A travers ce Bled', Monénembo explore des géographies renversées. Le corps est un lieu, les territoires ne sont que des espaces de transits. Quant à l'Algérie, elle est « un boubou d'épines. Tu le portes, il te pique, tu l'enlèves, tu es nu. »
"Bled" de Tierno Monénembo, éditions Seuil, octobre 2016, pp. 199.
NB: Mes remerciements aux éditions Seuil pour la copie presse de ce roman.
Article initially published on HuffPost Algerie

Sunday, 11 December 2016

The Gap of Time by Jeanette Winterson

"The Gap of Time" is Jeanette Winterson's readaptation of Shakespeare's "The Winter's tale", published by Penguin Random House (2016)

Winterson has brought this classic tale to 21st century America in a small town called New Bohemia 😋

Leo, founder of the billion-dollar worth Silicia company, is completely losing his mind convincing himself that his pregnant wife MiMi is having an affair with his best friend Xeno.

Maddened by his failure to kill Xeno, Leo decides to kidnap his new-born baby girl whom he believes is not his. He convinces Tony Gonzales, his well-meaning & naïve gardener, to deliver the baby to Xeno with $50,000, jewels & a song titled "Perdita", to make his point.

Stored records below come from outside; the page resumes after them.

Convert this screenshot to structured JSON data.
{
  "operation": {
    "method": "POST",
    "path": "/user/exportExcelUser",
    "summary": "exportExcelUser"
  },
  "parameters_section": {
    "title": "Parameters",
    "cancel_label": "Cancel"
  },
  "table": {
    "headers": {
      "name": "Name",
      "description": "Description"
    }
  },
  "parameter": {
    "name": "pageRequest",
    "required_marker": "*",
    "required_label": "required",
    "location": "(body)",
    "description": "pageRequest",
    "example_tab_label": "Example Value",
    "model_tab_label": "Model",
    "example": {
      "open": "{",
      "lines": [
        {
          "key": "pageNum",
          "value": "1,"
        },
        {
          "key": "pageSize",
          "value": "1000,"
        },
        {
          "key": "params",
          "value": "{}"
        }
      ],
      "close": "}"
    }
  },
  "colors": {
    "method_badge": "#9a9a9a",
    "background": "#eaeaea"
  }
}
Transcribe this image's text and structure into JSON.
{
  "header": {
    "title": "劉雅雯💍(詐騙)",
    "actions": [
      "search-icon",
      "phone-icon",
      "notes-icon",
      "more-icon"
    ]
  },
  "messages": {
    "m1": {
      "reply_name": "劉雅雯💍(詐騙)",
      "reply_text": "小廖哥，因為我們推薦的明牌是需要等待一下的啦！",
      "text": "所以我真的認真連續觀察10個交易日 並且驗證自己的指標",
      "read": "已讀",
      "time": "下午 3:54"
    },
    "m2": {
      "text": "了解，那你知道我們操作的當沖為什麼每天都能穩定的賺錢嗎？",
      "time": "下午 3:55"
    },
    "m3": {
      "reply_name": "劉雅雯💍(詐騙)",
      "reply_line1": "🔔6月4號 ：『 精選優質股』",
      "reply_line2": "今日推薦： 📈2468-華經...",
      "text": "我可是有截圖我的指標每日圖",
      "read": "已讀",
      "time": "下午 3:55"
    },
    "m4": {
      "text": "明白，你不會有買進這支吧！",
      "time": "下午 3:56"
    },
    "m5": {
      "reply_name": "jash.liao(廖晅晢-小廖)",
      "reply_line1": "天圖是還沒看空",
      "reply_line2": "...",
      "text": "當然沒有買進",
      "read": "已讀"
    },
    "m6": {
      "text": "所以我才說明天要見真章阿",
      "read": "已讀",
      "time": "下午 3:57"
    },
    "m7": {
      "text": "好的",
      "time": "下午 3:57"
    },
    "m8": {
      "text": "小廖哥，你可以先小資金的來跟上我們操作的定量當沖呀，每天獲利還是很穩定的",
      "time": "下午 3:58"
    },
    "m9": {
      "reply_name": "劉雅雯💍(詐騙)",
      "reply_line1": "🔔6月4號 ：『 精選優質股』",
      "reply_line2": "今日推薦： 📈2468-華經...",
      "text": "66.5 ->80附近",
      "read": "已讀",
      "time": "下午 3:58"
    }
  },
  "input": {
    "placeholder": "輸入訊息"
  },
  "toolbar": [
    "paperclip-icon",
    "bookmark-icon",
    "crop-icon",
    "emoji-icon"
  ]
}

But Xeno is not home having fled from fear, and Gonzales is spotted by a couple of thugs who know about the cash & shoot him dead to get it.

What will become of Perdita?

Well, we kind of know the end don't we, but the modern setting & new cloak crafted to reweave this tale of madness, revenge, heartbreak & love, are vibrant and exciting.

It makes me want to reread Shakespeare all over again which surely is also the point of readapting his work to celebrate Shakespeare 400th birthday, to keep his plays alive, and show the timelessness of his genius.